Dr. Bortz is the author of six books, including "Dare to be 100" and "Living Longer for Dummies." He and his wife, Ruth Anne Bortz — their bank account now lighter by $5,000 — sat down with the Almanac at their Westridge area home on Aug. 7 to talk about the scam.
Between 7:30 and 8 a.m. on Monday, July 28, the phone rang, Dr. Bortz said. On the line was a sobbing male voice claiming to be the couple's grandson.
This "grandson" apologized for the early hour, then told a tale of a beer-drinking escapade the night before that, through no fault of his own, ended badly. Dr. Bortz, who is 84, said the voice sounded authentic, as did the location. His grandson lives in San Francisco, surfs in the area and enjoys Santa Cruz, Dr. Bortz said.
"It had verisimilitude to it," he said. "For him, hanging out and having some drinks in Santa Cruz is totally valid."
The circumstances painted a picture of a victim caught up in events. The grandson had been in a taxicab being driven recklessly by a cabbie under the influence, the story went. When police stopped the cab, they found drugs and a gun in the trunk.
Both cabbie and passenger (the grandson) were arrested. While in jail, the grandson had been beaten, leaving him with a broken nose, Dr. Bortz said he was told.
He said he thought he had recognized his grandson's voice. "I was completely taken in," he said. "Everything he said had a viability to it and they pulled that off adequately. I like to think that I am worldly wise (and yet) I got snookered into this one. But I guess it shows that I'm a nice grandfather."
The grandson turned the phone over to a "police officer," Dr. Bortz said. The officer said a judge had set aside 10 a.m. that same morning to make a decision in the case. To save his grandson from the negative consequences of appearing in court, Dr. Bortz needed to follow a specific procedure to arrange a $5,000 bond, the officer said.
Dr. Bortz was told to go to his bank and withdraw $5,000 in cash, then go to the Safeway supermarket in Sharon Heights and buy $5,000 in prepaid cash cards, then call the officer back and read him the card numbers to complete the money transfer.
Dr. Bortz said the bank teller asked him why he was withdrawing $5,000. Why would she have asked that question? "She was just trying to be protective of me (in) the situation," he said.

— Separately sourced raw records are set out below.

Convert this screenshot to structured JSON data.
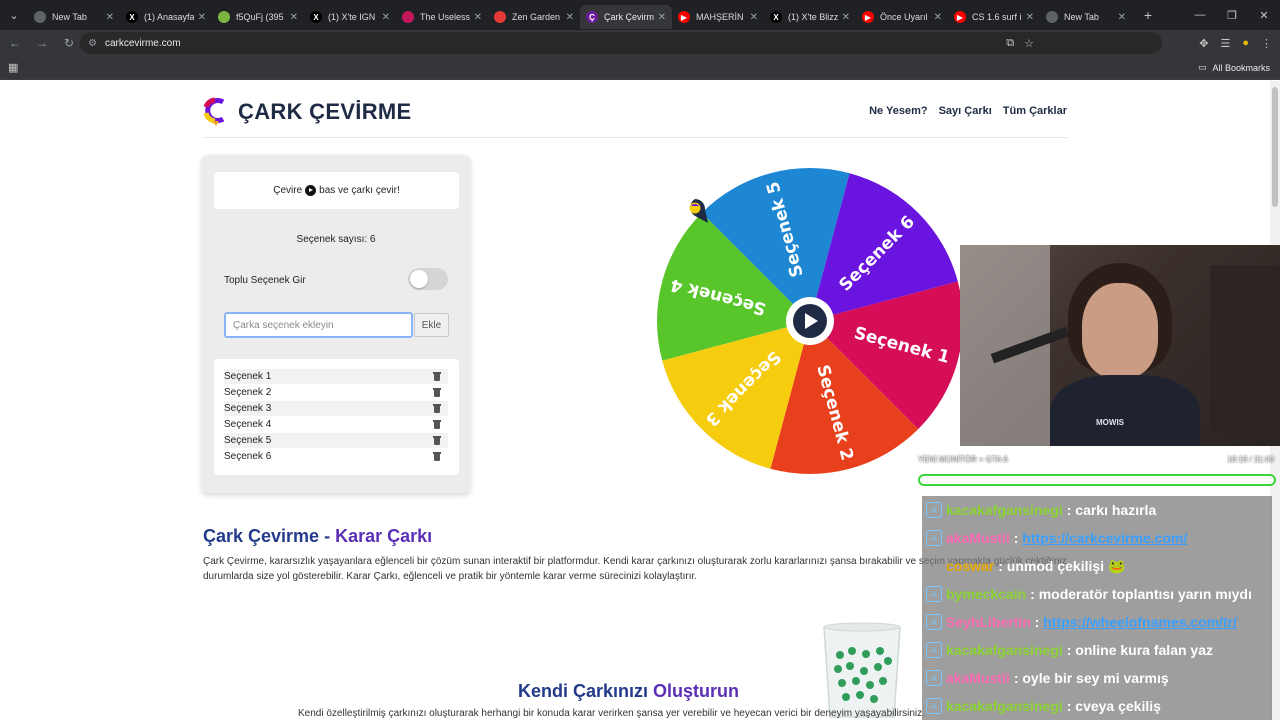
{
  "browser": {
    "tabs": [
      {
        "label": "New Tab",
        "icon_color": "#5f6368",
        "icon_char": ""
      },
      {
        "label": "(1) Anasayfa",
        "icon_color": "#000000",
        "icon_char": "X"
      },
      {
        "label": "f5QuFj (395",
        "icon_color": "#7cb342",
        "icon_char": ""
      },
      {
        "label": "(1) X'te IGN",
        "icon_color": "#000000",
        "icon_char": "X"
      },
      {
        "label": "The Useless",
        "icon_color": "#c2185b",
        "icon_char": ""
      },
      {
        "label": "Zen Garden",
        "icon_color": "#e53935",
        "icon_char": ""
      },
      {
        "label": "Çark Çevirme",
        "icon_color": "#6a1b9a",
        "icon_char": "Ç"
      },
      {
        "label": "MAHŞERİN",
        "icon_color": "#ff0000",
        "icon_char": "▶"
      },
      {
        "label": "(1) X'te Blizz",
        "icon_color": "#000000",
        "icon_char": "X"
      },
      {
        "label": "Önce Uyarıl",
        "icon_color": "#ff0000",
        "icon_char": "▶"
      },
      {
        "label": "CS 1.6 surf i",
        "icon_color": "#ff0000",
        "icon_char": "▶"
      },
      {
        "label": "New Tab",
        "icon_color": "#5f6368",
        "icon_char": ""
      }
    ],
    "active_tab_index": 6,
    "url": "carkcevirme.com",
    "all_bookmarks": "All Bookmarks"
  },
  "site": {
    "logo_text": "ÇARK ÇEVİRME",
    "nav": [
      "Ne Yesem?",
      "Sayı Çarkı",
      "Tüm Çarklar"
    ]
  },
  "panel": {
    "hint_before": "Çevire",
    "hint_after": "bas ve çarkı çevir!",
    "count_label": "Seçenek sayısı: 6",
    "bulk_label": "Toplu Seçenek Gir",
    "bulk_toggle_on": false,
    "input_placeholder": "Çarka seçenek ekleyin",
    "input_value": "",
    "add_button": "Ekle",
    "options": [
      "Seçenek 1",
      "Seçenek 2",
      "Seçenek 3",
      "Seçenek 4",
      "Seçenek 5",
      "Seçenek 6"
    ]
  },
  "wheel": {
    "segments": [
      {
        "label": "Seçenek 1",
        "color": "#d50e57"
      },
      {
        "label": "Seçenek 2",
        "color": "#e8401c"
      },
      {
        "label": "Seçenek 3",
        "color": "#f6cc0f"
      },
      {
        "label": "Seçenek 4",
        "color": "#58c52a"
      },
      {
        "label": "Seçenek 5",
        "color": "#1d87d4"
      },
      {
        "label": "Seçenek 6",
        "color": "#6a14e0"
      }
    ],
    "center_button_color": "#1f2a44"
  },
  "content": {
    "h2_main_a": "Çark Çevirme - ",
    "h2_main_b": "Karar Çarkı",
    "para": "Çark Çevirme, kararsızlık yaşayanlara eğlenceli bir çözüm sunan interaktif bir platformdur. Kendi karar çarkınızı oluşturarak zorlu kararlarınızı şansa bırakabilir ve seçim yapmakta güçlük çektiğiniz durumlarda size yol gösterebilir. Karar Çarkı, eğlenceli ve pratik bir yöntemle karar verme sürecinizi kolaylaştırır.",
    "h2_sub_a": "Kendi Çarkınızı ",
    "h2_sub_b": "Oluşturun",
    "para2": "Kendi özelleştirilmiş çarkınızı oluşturarak herhangi bir konuda karar verirken şansa yer verebilir ve heyecan verici bir deneyim yaşayabilirsiniz."
  },
  "stream": {
    "cam_tag": "MOWIS",
    "hud_left": "YENİ MONİTÖR + GTA 6",
    "hud_right": "18:19 / 31:00",
    "chat": [
      {
        "user": "kacakafgansinegi",
        "user_color": "#8bd332",
        "text": ": carkı hazırla",
        "link": false,
        "badge": true
      },
      {
        "user": "akaMustii",
        "user_color": "#ff69b4",
        "text": "https://carkcevirme.com/",
        "link": true,
        "badge": true
      },
      {
        "user": "coswar",
        "user_color": "#e6a900",
        "text": ": unmod çekilişi 🐸",
        "link": false,
        "badge": false
      },
      {
        "user": "bymeckcain",
        "user_color": "#8bd332",
        "text": ": moderatör toplantısı yarın mıydı",
        "link": false,
        "badge": true
      },
      {
        "user": "SeyhLibertin",
        "user_color": "#ff69b4",
        "text": "https://wheelofnames.com/tr/",
        "link": true,
        "badge": true
      },
      {
        "user": "kacakafgansinegi",
        "user_color": "#8bd332",
        "text": ": online kura falan yaz",
        "link": false,
        "badge": true
      },
      {
        "user": "akaMustii",
        "user_color": "#ff69b4",
        "text": ": oyle bir sey mi varmış",
        "link": false,
        "badge": true
      },
      {
        "user": "kacakafgansinegi",
        "user_color": "#8bd332",
        "text": ": cveya çekiliş",
        "link": false,
        "badge": true
      }
    ]
  }
}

But instead of answering truthfully, he lied, he said. The officer had told him that "it would influence the court if any of this got out," Dr. Bortz said he was told.
After transferring the money, Dr. Bortz called back and received a surly response. After more calls, he got the San Mateo County Sheriff's Office involved, his daughter Gretchen Lieff said.

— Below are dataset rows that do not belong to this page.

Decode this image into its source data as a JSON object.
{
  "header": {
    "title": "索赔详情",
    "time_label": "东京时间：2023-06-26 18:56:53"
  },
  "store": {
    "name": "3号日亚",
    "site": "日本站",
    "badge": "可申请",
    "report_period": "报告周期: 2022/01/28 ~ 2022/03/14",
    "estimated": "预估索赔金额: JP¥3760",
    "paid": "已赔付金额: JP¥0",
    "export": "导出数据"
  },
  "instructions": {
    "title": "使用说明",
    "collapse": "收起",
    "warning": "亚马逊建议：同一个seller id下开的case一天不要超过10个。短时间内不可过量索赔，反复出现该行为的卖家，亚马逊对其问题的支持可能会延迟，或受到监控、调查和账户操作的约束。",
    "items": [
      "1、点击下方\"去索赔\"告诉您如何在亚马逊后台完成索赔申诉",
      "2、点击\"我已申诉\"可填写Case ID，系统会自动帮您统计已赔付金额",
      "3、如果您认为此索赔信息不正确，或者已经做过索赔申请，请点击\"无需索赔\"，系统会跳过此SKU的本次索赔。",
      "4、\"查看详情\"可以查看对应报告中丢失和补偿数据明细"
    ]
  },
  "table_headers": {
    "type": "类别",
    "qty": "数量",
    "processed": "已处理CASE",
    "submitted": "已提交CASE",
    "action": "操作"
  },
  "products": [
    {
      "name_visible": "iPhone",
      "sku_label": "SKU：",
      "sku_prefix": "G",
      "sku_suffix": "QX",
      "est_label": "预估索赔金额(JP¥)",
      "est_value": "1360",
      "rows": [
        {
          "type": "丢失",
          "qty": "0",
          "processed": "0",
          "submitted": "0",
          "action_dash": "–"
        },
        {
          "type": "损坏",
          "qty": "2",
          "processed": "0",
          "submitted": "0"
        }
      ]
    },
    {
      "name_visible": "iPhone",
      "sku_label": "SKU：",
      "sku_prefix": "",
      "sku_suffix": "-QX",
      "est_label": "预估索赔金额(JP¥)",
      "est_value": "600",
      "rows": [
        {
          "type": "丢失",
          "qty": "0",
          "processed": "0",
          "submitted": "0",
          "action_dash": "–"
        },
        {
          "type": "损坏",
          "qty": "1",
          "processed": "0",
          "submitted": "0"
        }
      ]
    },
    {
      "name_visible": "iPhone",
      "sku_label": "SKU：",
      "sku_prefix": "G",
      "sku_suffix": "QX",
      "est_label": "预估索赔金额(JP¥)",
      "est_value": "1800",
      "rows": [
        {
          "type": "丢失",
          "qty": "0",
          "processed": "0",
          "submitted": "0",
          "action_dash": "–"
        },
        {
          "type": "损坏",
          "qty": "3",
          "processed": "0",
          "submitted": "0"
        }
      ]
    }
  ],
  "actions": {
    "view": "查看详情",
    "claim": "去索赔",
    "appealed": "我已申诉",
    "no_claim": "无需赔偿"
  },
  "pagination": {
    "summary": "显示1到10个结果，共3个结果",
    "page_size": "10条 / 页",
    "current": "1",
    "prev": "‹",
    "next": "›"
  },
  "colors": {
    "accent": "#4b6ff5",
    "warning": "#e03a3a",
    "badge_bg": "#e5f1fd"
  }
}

Think on your feet
If he could craft a warning, how would he word it? "I don't think any warning would have protected me from this," he said. "My grandson is in jail and they beat him up and broke his nose? They represented it to a degree that I bought it."
"It bothers me, I guess in the abstract, that there's that segment (of the population) out there roaming," he said. "Their antennas are up to every opportunity. ... Nice guys finish last."

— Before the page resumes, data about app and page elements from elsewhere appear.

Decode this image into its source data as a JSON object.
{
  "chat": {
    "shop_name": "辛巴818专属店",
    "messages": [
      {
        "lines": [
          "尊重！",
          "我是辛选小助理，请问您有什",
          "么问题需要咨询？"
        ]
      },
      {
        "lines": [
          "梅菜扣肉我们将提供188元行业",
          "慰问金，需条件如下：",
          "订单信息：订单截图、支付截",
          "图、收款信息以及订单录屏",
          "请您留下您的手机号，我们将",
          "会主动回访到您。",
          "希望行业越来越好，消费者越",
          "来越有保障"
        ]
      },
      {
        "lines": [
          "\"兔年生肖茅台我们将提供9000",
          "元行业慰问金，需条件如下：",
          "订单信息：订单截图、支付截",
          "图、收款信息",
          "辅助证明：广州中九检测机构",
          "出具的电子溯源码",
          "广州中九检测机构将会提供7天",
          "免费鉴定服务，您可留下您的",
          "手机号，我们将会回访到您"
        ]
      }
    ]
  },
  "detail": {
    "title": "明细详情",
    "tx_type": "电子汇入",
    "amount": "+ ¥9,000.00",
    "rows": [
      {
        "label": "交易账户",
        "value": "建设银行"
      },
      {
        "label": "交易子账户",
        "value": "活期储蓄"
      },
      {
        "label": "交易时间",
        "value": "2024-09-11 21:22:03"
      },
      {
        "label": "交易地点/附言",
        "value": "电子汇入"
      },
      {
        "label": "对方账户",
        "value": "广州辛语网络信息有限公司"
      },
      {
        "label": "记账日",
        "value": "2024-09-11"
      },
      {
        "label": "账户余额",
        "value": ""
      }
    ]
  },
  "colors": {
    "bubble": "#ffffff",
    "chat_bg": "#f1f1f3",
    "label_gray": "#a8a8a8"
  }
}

That segment defrauds people out of millions of dollars every year, often combining "age-old tricks" with new technology, according to the Federal Trade Commission.
"People don't ask enough questions," said Nicole Acker of the Menlo Park Police Department. "I don't know how to really word (a warning)," she said. "The only thing we can do is continue to put out the information. If it doesn't sound right, it probably isn't right."
Go to consumer.ftc.gov/scam-alerts for more on the latest scams.